*Task objective*:
Could you show each line of the records that contains the word "Save"?

[Page and application data records]

- Opening Delimiter -

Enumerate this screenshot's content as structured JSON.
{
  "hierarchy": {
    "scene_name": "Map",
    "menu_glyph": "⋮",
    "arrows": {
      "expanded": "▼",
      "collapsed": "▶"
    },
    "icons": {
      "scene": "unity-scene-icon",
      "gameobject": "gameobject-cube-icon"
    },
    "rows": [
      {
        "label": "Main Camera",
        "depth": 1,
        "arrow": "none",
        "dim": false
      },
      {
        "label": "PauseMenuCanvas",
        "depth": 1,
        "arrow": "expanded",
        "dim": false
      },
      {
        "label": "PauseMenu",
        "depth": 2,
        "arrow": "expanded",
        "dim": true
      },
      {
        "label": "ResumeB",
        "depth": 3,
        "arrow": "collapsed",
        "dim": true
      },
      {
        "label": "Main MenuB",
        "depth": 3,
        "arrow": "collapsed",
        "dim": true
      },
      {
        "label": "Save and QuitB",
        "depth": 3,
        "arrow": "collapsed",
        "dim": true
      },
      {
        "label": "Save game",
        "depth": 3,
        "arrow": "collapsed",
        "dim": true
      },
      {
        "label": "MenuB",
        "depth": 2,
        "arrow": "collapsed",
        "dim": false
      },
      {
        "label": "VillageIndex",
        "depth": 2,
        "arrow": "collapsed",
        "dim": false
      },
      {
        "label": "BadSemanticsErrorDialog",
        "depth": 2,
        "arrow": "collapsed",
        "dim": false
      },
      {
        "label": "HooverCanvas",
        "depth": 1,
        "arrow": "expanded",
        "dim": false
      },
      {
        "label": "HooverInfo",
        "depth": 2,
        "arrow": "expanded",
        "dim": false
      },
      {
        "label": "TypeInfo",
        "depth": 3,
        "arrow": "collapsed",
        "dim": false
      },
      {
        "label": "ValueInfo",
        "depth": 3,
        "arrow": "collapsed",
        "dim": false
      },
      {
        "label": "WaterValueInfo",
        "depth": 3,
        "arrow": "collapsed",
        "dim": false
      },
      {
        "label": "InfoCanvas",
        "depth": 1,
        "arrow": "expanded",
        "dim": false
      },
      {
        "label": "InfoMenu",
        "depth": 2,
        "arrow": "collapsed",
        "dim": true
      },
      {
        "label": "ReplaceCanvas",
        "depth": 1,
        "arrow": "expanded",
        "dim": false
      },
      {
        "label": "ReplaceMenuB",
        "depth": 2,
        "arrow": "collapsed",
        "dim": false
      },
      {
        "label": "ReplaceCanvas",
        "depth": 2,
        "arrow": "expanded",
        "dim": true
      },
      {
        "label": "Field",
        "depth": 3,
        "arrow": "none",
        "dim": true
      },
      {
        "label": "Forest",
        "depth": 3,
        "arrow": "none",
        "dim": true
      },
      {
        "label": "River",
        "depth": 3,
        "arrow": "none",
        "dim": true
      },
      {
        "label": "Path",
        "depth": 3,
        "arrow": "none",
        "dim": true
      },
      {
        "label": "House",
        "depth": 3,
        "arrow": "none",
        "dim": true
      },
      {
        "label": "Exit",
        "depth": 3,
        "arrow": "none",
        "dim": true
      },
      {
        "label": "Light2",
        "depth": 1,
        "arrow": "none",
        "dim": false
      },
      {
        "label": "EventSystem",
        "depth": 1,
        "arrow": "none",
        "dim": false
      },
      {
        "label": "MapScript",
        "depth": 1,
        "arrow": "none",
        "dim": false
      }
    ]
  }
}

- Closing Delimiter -

*Answer to this problem*:
        "label": "Save and QuitB",
        "label": "Save game",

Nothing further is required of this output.